Which Continent Is New Zealand a Part Of?
New Zealand, a picturesque island nation located in the southwestern Pacific Ocean, is often a source of geographical confusion due to its isolated location. While being a part of the wider region of Oceania, the classification of New Zealand as a continent remains a topic of debate. In this article, we will delve into the various arguments surrounding New Zealand’s continental affiliation and shed light on the most widely accepted viewpoint.
New Zealand’s Geographical Location
Before delving into the continent debate, it is essential to understand New Zealand’s geographical location. Situated approximately 2,000 kilometers southeast of Australia, New Zealand is comprised of two main islands, the North Island and the South Island, along with numerous smaller islands. Despite its relative isolation, New Zealand is part of the broader region known as Oceania, which includes Australia, Papua New Guinea, and several Pacific island nations.
Continents and Zealandia
Traditionally, continents are defined as large, continuous land masses that are separated by oceans. By this definition, New Zealand is not considered a continent on its own. However, recent geological studies have brought attention to Zealandia, a submerged continent that includes New Zealand and New Caledonia.
Zealandia is a vast landmass, almost the size of India, which is mostly underwater but has some portions, including New Zealand, above sea level. It is argued that Zealandia should be recognized as the eighth continent due to its unique geological and geophysical characteristics. Zealandia’s distinctiveness lies in its thickness, elevation, and separation from Australia.
The Geological Argument
One of the key reasons Zealandia is considered a continent is its geological structure. Zealandia sits on its own tectonic plate, separate from the Australian and Pacific plates. It has distinct geographical features, such as mountains, valleys, and geological formations, which further support its status as a continent.
The Biogeographical Argument
Another argument supporting Zealandia as a continent is its unique flora and fauna. New Zealand is home to several endemic species that are not found anywhere else in the world. These species evolved in isolation due to Zealandia’s separation from other landmasses, further emphasizing the continent’s biogeographical significance.
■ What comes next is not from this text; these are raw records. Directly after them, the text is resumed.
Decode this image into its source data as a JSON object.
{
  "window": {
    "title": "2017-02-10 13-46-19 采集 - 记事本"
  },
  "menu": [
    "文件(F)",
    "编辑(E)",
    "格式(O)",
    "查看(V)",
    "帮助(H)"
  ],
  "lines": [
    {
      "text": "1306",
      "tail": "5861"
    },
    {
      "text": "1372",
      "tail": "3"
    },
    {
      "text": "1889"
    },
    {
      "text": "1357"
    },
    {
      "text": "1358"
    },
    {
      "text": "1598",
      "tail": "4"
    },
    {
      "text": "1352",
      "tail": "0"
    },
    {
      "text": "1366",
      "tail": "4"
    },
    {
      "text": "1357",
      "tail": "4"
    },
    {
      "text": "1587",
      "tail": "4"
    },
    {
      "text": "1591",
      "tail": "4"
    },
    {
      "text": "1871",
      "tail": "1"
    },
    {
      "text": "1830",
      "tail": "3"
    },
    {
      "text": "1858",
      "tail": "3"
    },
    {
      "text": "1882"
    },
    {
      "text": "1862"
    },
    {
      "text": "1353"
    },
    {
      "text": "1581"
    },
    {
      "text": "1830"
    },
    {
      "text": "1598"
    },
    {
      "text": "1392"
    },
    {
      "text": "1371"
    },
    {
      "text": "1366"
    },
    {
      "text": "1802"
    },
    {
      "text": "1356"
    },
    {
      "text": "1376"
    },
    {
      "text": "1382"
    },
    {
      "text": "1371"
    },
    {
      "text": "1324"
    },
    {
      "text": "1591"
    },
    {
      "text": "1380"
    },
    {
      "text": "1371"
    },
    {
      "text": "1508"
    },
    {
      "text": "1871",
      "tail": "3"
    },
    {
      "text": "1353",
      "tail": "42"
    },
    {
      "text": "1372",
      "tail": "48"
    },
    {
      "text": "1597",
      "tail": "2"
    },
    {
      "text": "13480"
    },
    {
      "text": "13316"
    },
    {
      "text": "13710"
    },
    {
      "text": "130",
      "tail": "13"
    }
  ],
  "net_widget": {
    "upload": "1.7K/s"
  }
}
The Wider Consensus
While there is a growing consensus among geologists and geographers about Zealandia’s continental status, it is important to note that the classification of continents is not universally agreed upon. The traditional definition of continents based on landmass and their separation by oceans remains the most widely accepted viewpoint. Therefore, New Zealand is not officially recognized as a separate continent, but rather as a part of the wider Oceania region.
1. Is New Zealand considered a part of Australia?
No, New Zealand is not considered a part of Australia. While both countries are located in the same region, they are separate nations.
2. Is New Zealand an island or a continent?
New Zealand is an island nation comprised of two main islands, the North Island and the South Island, along with numerous smaller islands. It is not considered a separate continent.
3. Is Zealandia officially recognized as a continent?
Zealandia is not officially recognized as a separate continent by the majority of the scientific community. However, there is ongoing debate and increasing support for its classification as the eighth continent.
4. What separates Zealandia from Australia?
Zealandia is separated from Australia by the Tasman Sea, a body of water approximately 2,000 kilometers wide.
5. Are there any other submerged continents in the world?
Zealandia is currently the most prominent and widely studied submerged continent. However, there are other submerged landmasses, such as the Kerguelen Plateau and Mauritia, that have also been proposed as potential submerged continents.
6. How did Zealandia become submerged?
Zealandia’s submergence is primarily due to plate tectonic processes. Over millions of years, the landmass sank below the ocean’s surface as a result of plate movements and the stretching of the Earth’s crust.
7. Does New Zealand being a continent have any practical implications?
The classification of New Zealand as a continent or not does not have significant practical implications. It is primarily a matter of scientific and geographical categorization. New Zealand’s unique characteristics and its place within the wider Oceania region are more relevant for understanding its geography and biodiversity.